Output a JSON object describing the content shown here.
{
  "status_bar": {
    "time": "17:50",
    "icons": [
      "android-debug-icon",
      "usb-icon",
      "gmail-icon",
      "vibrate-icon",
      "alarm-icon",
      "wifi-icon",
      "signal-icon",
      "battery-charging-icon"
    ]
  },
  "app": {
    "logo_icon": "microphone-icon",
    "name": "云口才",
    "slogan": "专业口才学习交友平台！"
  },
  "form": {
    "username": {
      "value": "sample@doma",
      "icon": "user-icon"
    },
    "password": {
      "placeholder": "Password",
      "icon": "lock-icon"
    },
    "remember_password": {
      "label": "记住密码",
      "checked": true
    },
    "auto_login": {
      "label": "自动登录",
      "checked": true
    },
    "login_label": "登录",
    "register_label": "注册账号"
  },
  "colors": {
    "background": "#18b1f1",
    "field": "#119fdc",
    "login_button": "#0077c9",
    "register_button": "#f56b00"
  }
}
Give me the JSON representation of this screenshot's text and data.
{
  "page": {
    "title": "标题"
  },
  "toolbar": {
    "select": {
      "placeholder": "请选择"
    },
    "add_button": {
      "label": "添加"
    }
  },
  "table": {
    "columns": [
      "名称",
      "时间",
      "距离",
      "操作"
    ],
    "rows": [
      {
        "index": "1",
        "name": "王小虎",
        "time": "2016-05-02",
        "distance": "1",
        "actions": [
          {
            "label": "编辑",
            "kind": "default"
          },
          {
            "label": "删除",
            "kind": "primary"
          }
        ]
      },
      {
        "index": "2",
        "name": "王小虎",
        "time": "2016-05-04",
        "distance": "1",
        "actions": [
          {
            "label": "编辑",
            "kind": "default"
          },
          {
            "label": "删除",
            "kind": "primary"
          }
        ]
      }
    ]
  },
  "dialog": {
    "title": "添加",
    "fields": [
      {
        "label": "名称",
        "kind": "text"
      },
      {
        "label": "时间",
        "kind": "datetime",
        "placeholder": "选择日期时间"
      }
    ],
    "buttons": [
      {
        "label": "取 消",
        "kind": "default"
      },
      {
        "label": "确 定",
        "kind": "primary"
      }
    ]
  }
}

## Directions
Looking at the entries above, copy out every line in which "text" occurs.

## Task result
Give me the JSON representation of this screenshot's text and data.
        "kind": "text"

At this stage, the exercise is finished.